Of course, leadership without a vision does little good. At the heart of Roy’s vision was a passion for individual liberty. He had a deep understanding of how easily true freedom is mistaken for mere individualism. He could also see more keenly than most the connection between true human freedom and fiscal policy. The more that individuals control their own spending, the more communities thrive.
Roy’s colleagues tell me that he was consistently one of the most nay-saying legislators in Cheyenne. He voted against far more legislation than he supported. But that does not mean he wanted government to do nothing.
During his time in Cheyenne, Roy was the lead sponsor of 14 bills. Three of these, “Wyoming Legal Tender Act” (2018), “Ad valorem taxation” (2017), and “Senior center meal sales tax exemption” (2016) were signed into law. All of these removed unjust tax burdens from Wyoming citizens.
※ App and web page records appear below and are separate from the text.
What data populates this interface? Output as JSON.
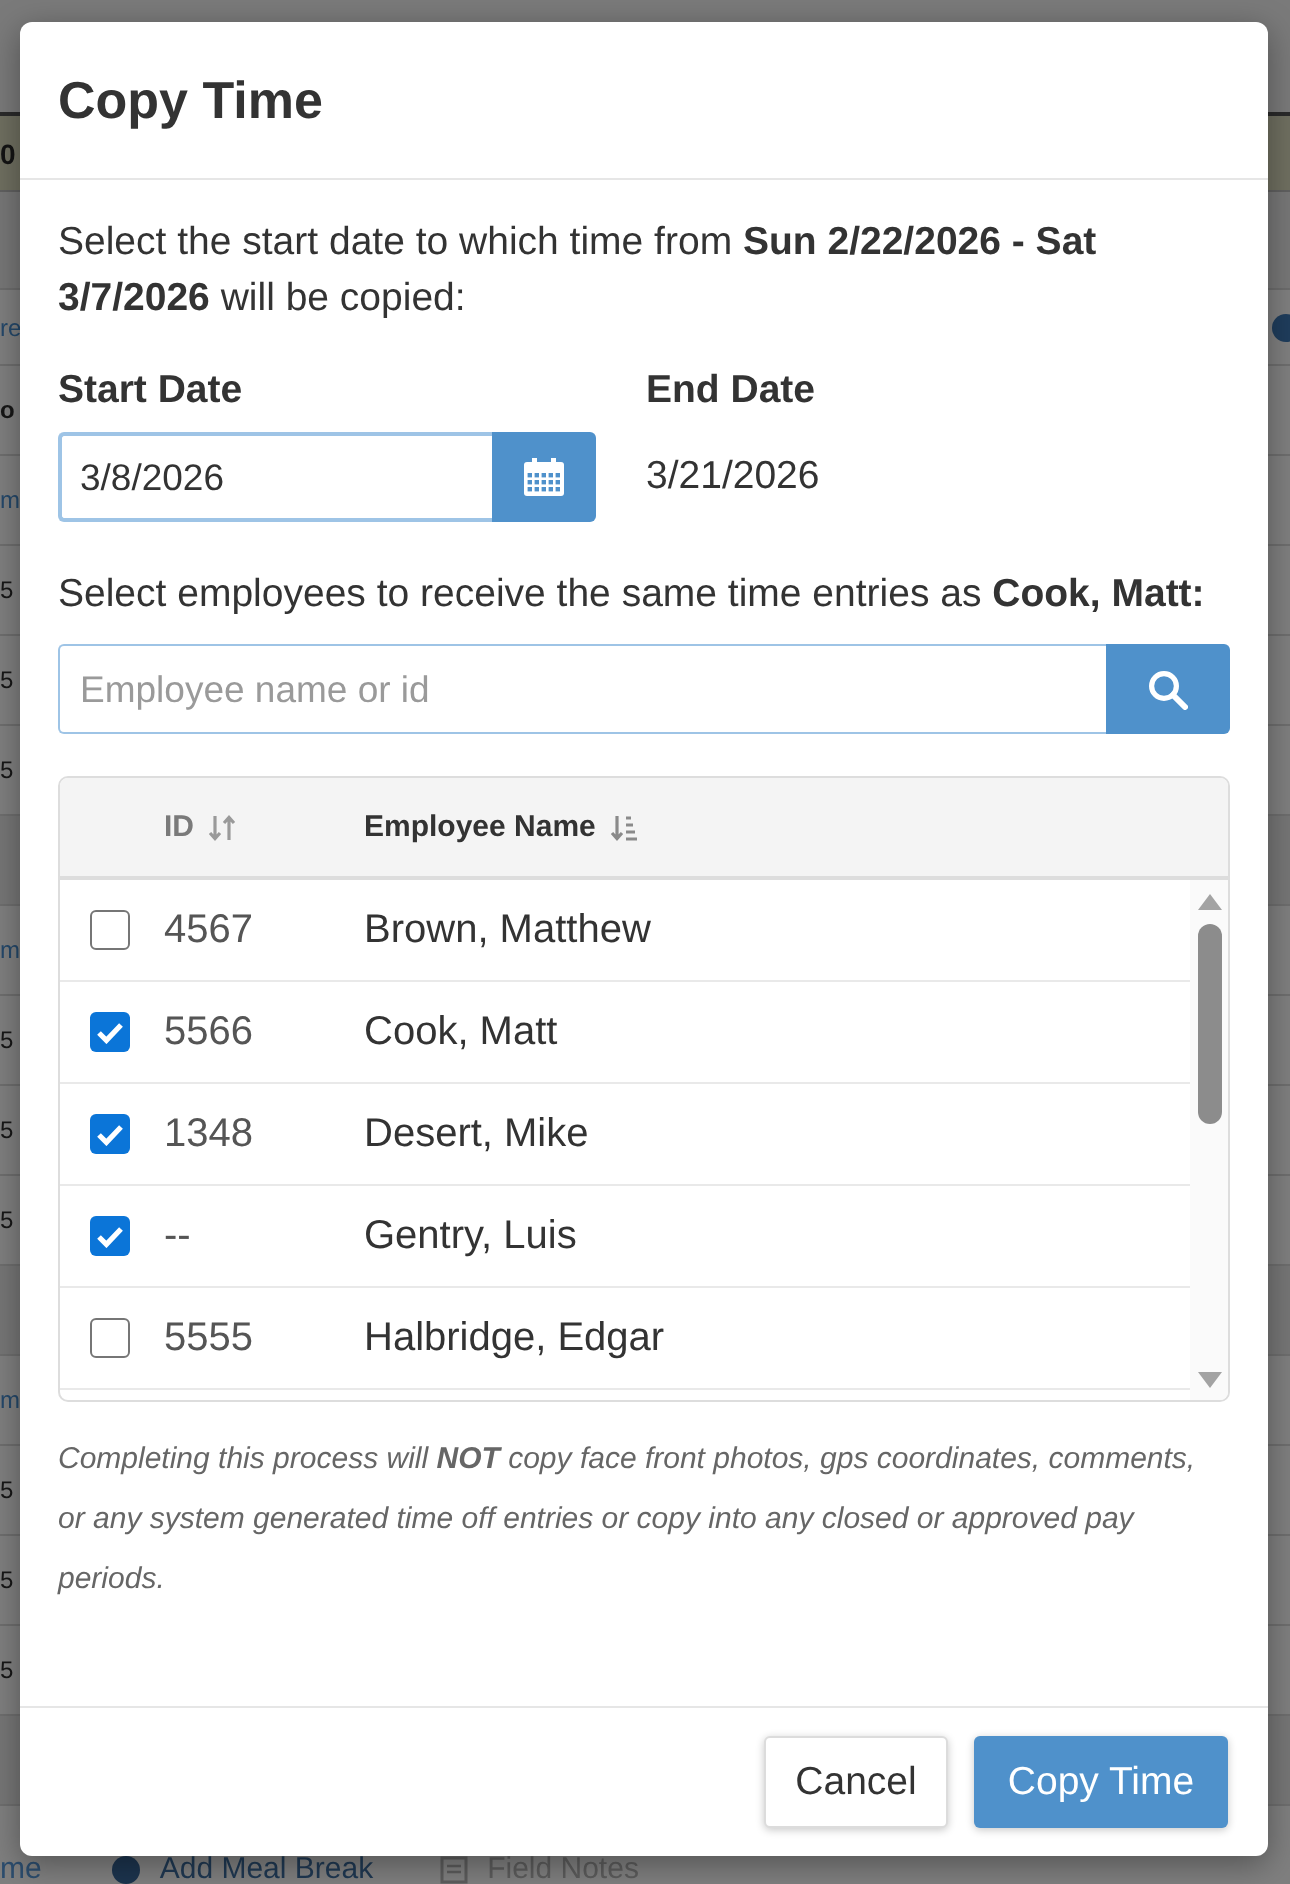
{
  "background": {
    "banner": "0",
    "header": {
      "link": "re",
      "label": "o"
    },
    "sections": [
      {
        "link": "m",
        "rows": [
          "5",
          "5",
          "5"
        ]
      },
      {
        "link": "m",
        "rows": [
          "5",
          "5",
          "5"
        ]
      },
      {
        "link": "m",
        "rows": [
          "5",
          "5",
          "5"
        ]
      }
    ],
    "bottom_bar": [
      {
        "kind": "link",
        "text": "me"
      },
      {
        "kind": "action",
        "text": "Add Meal Break"
      },
      {
        "kind": "notes",
        "text": "Field Notes"
      }
    ]
  },
  "dialog": {
    "title": "Copy Time",
    "instruction": "Select the start date to which time from **Sun 2/22/2026 - Sat 3/7/2026** will be copied:",
    "start_date": {
      "label": "Start Date",
      "value": "3/8/2026"
    },
    "end_date": {
      "label": "End Date",
      "value": "3/21/2026"
    },
    "employee_prompt": "Select employees to receive the same time entries as **Cook, Matt:**",
    "search": {
      "placeholder": "Employee name or id"
    },
    "table": {
      "columns": [
        {
          "label": "ID",
          "sorted": false
        },
        {
          "label": "Employee Name",
          "sorted": true
        }
      ],
      "rows": [
        {
          "id": "4567",
          "name": "Brown, Matthew",
          "checked": false
        },
        {
          "id": "5566",
          "name": "Cook, Matt",
          "checked": true
        },
        {
          "id": "1348",
          "name": "Desert, Mike",
          "checked": true
        },
        {
          "id": "--",
          "name": "Gentry, Luis",
          "checked": true
        },
        {
          "id": "5555",
          "name": "Halbridge, Edgar",
          "checked": false
        }
      ]
    },
    "note": "Completing this process will **NOT** copy face front photos, gps coordinates, comments, or any system generated time off entries or copy into any closed or approved pay periods.",
    "buttons": [
      {
        "label": "Cancel",
        "kind": "secondary"
      },
      {
        "label": "Copy Time",
        "kind": "primary"
      }
    ]
  }
}
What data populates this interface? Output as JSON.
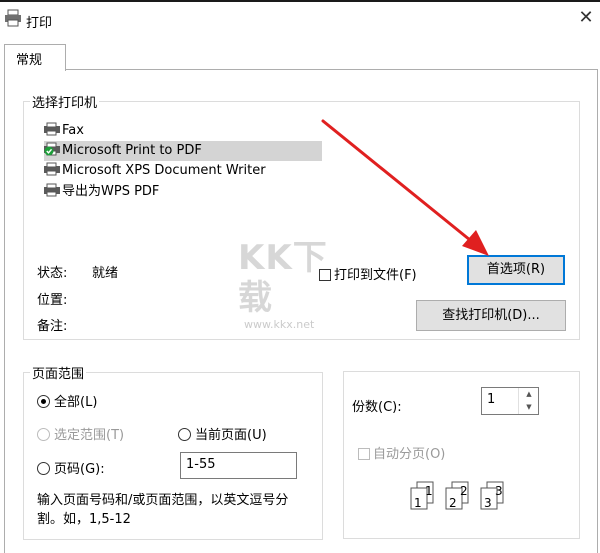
{
  "window": {
    "title": "打印"
  },
  "tabs": [
    {
      "label": "常规"
    }
  ],
  "select_printer": {
    "legend": "选择打印机",
    "printers": [
      {
        "name": "Fax",
        "icon": "fax-icon"
      },
      {
        "name": "Microsoft Print to PDF",
        "icon": "default-printer-icon",
        "selected": true
      },
      {
        "name": "Microsoft XPS Document Writer",
        "icon": "printer-icon"
      },
      {
        "name": "导出为WPS PDF",
        "icon": "printer-icon"
      }
    ],
    "status_label": "状态:",
    "status_value": "就绪",
    "location_label": "位置:",
    "comment_label": "备注:",
    "print_to_file": "打印到文件(F)",
    "preferences_button": "首选项(R)",
    "find_printer_button": "查找打印机(D)..."
  },
  "page_range": {
    "legend": "页面范围",
    "all": "全部(L)",
    "selection": "选定范围(T)",
    "current_page": "当前页面(U)",
    "pages": "页码(G):",
    "pages_value": "1-55",
    "hint": "输入页面号码和/或页面范围，以英文逗号分割。如，1,5-12"
  },
  "copies": {
    "label": "份数(C):",
    "value": "1",
    "collate": "自动分页(O)",
    "collate_pages": [
      "1",
      "1",
      "2",
      "2",
      "3",
      "3"
    ]
  },
  "watermark": {
    "text": "KK下载",
    "url": "www.kkx.net"
  },
  "colors": {
    "accent": "#0078d7",
    "arrow": "#e02020",
    "selection": "#d4d4d4"
  }
}
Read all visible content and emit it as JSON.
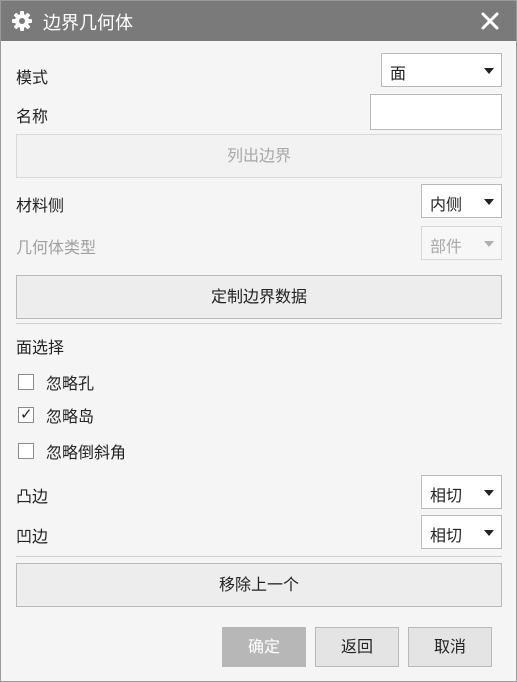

Roy also led three unsuccessful attempts to move some of Wyoming’s savings into precious metals. His constant concern was to be faithful with the resources God has given to the state today in order to leave a better Wyoming for those born tomorrow. In fact, Roy’s heart for the unborn can also be seen in his co-sponsorship of seven bills to protect the unborn. Three of these were signed into law.
Tax repeals, precious metals and pro-life legislation may strike you as a strange hodge-podge of legislative concerns. I assure you they are not. Roy was deeply imbued with the thinking of America’s founders. Like them, he allowed his faith to penetrate his politics deeply. This allowed him fully to integrate the practical and material needs of people with their social and spiritual needs.
That, I believe, is the greatest legacy that Wyoming has received from Roy Edwards. In our day ideologues are intent on driving faith out of the public square. For seven decades, we have been propagandized to believe that the “separation of church and state” is a constitutional principle. It is not. It is, rather, alien to America’s founding principles and illegitimately imported into American political discourse.
By internalizing this poisonous thought, conservatives often enter into public discourse with their most powerful weapon left in its sheath. They fight for a better community and state with their right arms tied behind their backs. Then, they wonder why truth, justice and goodness continue to lose ground to lies, corruption and evil.
Roy Edwards was not burdened by this false idea. He was unapologetic about his Christian faith and he fully integrated it into his public life. Community service, for him, was not a distraction from his faith. It was the life of faith itself. If this made him appear unsophisticated to some, that is their loss.
In the face of opposition from right and left, Roy had the quiet confidence to stay the course. His principled conservatism was unshakable because it was not rooted in shallow slogans, but in a deep understanding of the human condition.
Roy was a man of Wyoming because he championed its values, not simply because he was born here. He was an ardent defender of a way of life that settled this land and made her communities good and wholesome. By God’s grace we were given many years of his faithful service, and an example to follow into the future.
The Wyoming flag has been flying at half-mast all week. This is an honorable and fitting remembrance of Roy Edwards. When it is again hoisted to its full height, let us carry on with the quiet boldness of people who know where we come from and where we are going. That is the legacy of one Wyoming man.